Down to the final line, reproduce the entries that follow exactly.

**** Listed records

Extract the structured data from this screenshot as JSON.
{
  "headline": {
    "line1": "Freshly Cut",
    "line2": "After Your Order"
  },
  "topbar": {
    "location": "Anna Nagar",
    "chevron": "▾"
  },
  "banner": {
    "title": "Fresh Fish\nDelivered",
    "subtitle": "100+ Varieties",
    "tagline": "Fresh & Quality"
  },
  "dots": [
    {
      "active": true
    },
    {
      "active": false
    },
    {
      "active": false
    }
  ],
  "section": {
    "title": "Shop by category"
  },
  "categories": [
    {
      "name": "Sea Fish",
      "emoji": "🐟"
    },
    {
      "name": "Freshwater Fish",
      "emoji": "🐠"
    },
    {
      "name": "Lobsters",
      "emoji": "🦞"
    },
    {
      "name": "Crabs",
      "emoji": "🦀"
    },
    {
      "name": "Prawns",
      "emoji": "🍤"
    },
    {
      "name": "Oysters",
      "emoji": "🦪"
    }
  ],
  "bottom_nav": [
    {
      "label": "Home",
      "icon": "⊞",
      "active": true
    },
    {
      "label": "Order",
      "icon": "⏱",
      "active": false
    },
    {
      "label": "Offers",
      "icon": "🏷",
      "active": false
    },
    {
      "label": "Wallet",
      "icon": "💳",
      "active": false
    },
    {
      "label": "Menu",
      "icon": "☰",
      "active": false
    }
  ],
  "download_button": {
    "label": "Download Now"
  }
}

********

» Response to this exercise:
Extract the structured data from this screenshot as JSON.
{
  "headline": {
    "line1": "Freshly Cut",
    "line2": "After Your Order"
  },
  "topbar": {
    "location": "Anna Nagar",
    "chevron": "▾"
  },
  "banner": {
    "title": "Fresh Fish\nDelivered",
    "subtitle": "100+ Varieties",
    "tagline": "Fresh & Quality"
  },
  "dots": [
    {
      "active": true
    },
    {
      "active": false
    },
    {
      "active": false
    }
  ],
  "section": {
    "title": "Shop by category"
  },
  "categories": [
    {
      "name": "Sea Fish",
      "emoji": "🐟"
    },
    {
      "name": "Freshwater Fish",
      "emoji": "🐠"
    },
    {
      "name": "Lobsters",
      "emoji": "🦞"
    },
    {
      "name": "Crabs",
      "emoji": "🦀"
    },
    {
      "name": "Prawns",
      "emoji": "🍤"
    },
    {
      "name": "Oysters",
      "emoji": "🦪"
    }
  ],
  "bottom_nav": [
    {
      "label": "Home",
      "icon": "⊞",
      "active": true
    },
    {
      "label": "Order",
      "icon": "⏱",
      "active": false
    },
    {
      "label": "Offers",
      "icon": "🏷",
      "active": false
    },
    {
      "label": "Wallet",
      "icon": "💳",
      "active": false
    },
    {
      "label": "Menu",
      "icon": "☰",
      "active": false
    }
  ],
  "download_button": {
    "label": "Download Now"
  }
}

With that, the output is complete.